Birthing Alone:

In the news, many hospitals are announcing their new policy that laboring mothers are not allowed to have a support person(s) in the labor or recovery rooms, or at all during their hospital stay. I want to say I am very concerned with this virus spreading and I wholeheartedly believe we should all practice social distancing and good hygiene. With that said I don’t think that forcing mothers to give birth completely alone makes any rational sense.

 

With the increase in COVID-19 cases, many nurses and doctors are severely overwhelmed. Nurses on labor and delivery units would be better served if their laboring patients have support, this lets them focus on critical tasks while the mother’s support person can provide companionship and comfort. There is abundant evidence that birthing mothers need support. Continuous support during labor supports positive outcomes for mothers and their babies. This will also increase the number of mothers who decide to birth at home. This isn’t inherently bad but this may lead to hasty and un-thought-out plans that could put some mothers in unsafe conditions. I am a huge advocate for homebirth but I do not think mothers should have to choose between planning a last-minute homebirth and pushing their baby out into the world completely alone. Allowing mothers at least one support person would be a net positive for all of us as a society. Here is a blog I wrote about the benefits of continuous labor support 

 

 

Separating Mothers and Their Newborns:

The best way to support a new mother’s ability to breastfeed is a “golden hour”, which means an hour of uninterrupted skin to skin. Many hospitals are considering a separation of moms and babies for up to two weeks. Many hospitals are saying they’d show mothers how to hand express or pump but that is not good enough.
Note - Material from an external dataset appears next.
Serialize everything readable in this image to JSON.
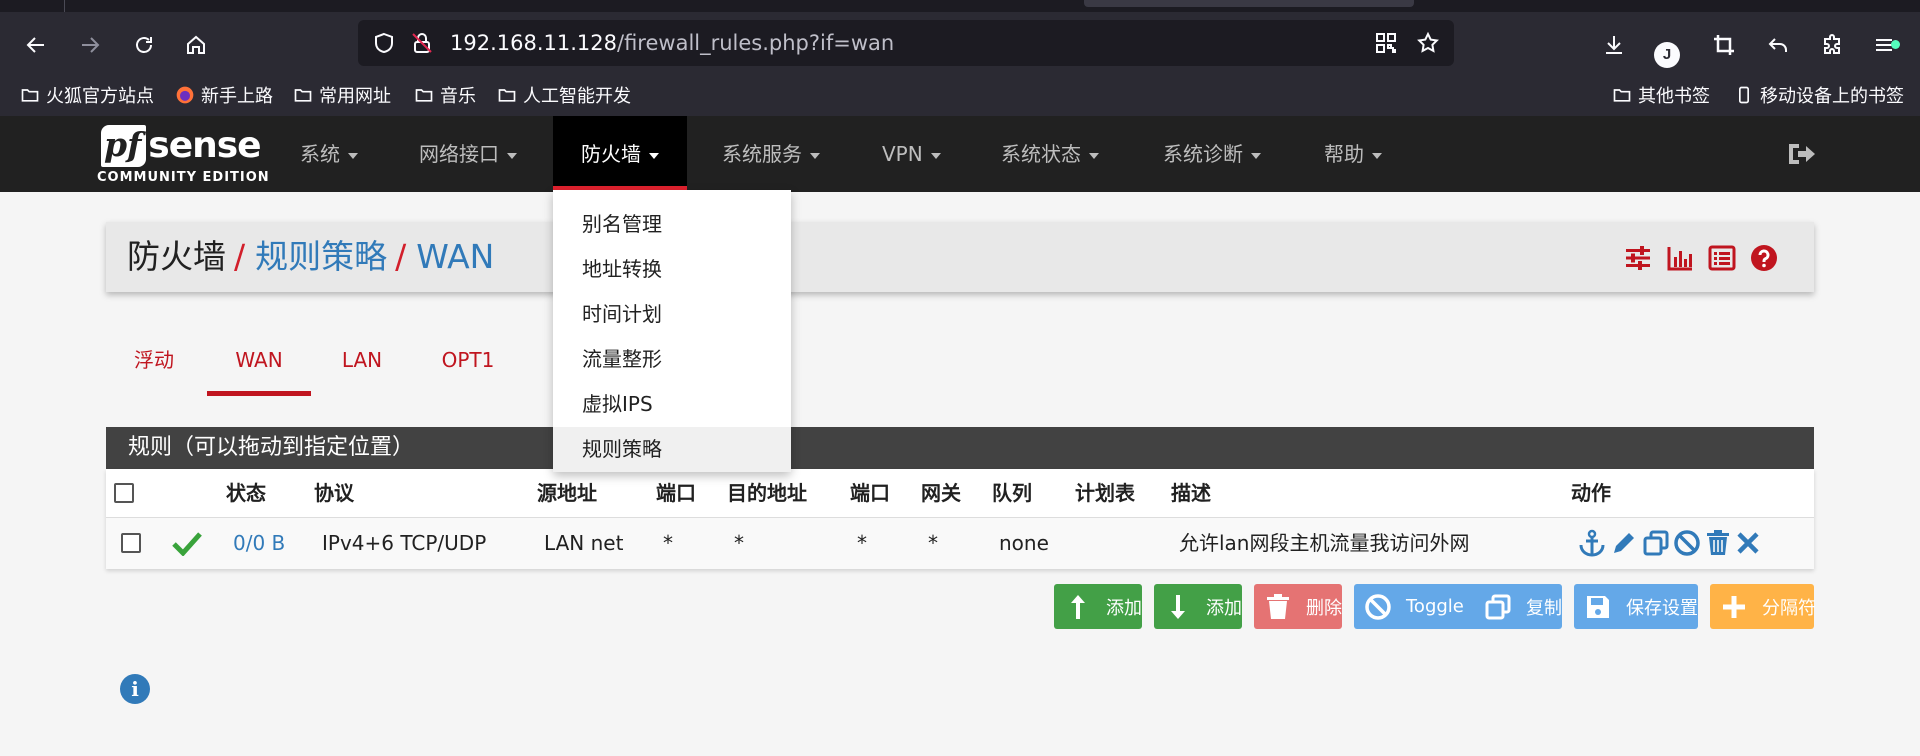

Rooming-in is best for moms and their newborns. The WHO agrees that mothers should be able to room in and nurse their infant.

Here is more information from WHO showing more information on pregnancy and breastfeeding in relation to COVID-19. It is undeniable that separating mothers and babies is cruel and traumatic for both parties. This separation will wreak havoc on many mother’s mental health. If you are concerned about meeting breastfeeding goals in this time of uncertainty please reach out, I am offering pay what you can virtual consults.

Lack of Support During Social Distancing:

So let’s play out how this scenario might go: You deliver your baby alone and spend the first two days separated from your baby, now it’s time to go home. You happily embrace your partner and head home. Now you’re looking at weeks of no support from anyone beyond your partner. This is a bleak scenario for sure. Again I think following social distancing is important but we need to look after our new moms and their families. We have to find a way to help support new mothers, at a distance of course. So how can we do this? Here are a few ideas:

  • Set up a time to regularly check in with the new family prior to baby arriving-think google hangouts, Facebook or facetime. Keep checking in regularly for at least the first 3 months
  • Give the new family gift cards for grocery delivery or offer to run errands/grocery shop for them, leave their items on the porch and wave from the car
  • Cook meals and drop them off, the family can leave a cooler out front and thank you from a distance
  • Send a gift, like diapers or wipes from amazon
  • Get your loved one virtual support, talking with a professional who understands is so valuable and helpful
  • We have to find a way to rally around our new mothers while also keeping everyone safe and healthy. Let’s do our best to focus on the evidence on these policies and make choices that benefit the people bringing new life into the world. Let’s do better. Let’s keep moms and babies safe too.

Amber Ginn IBCLC, IYCFS, CD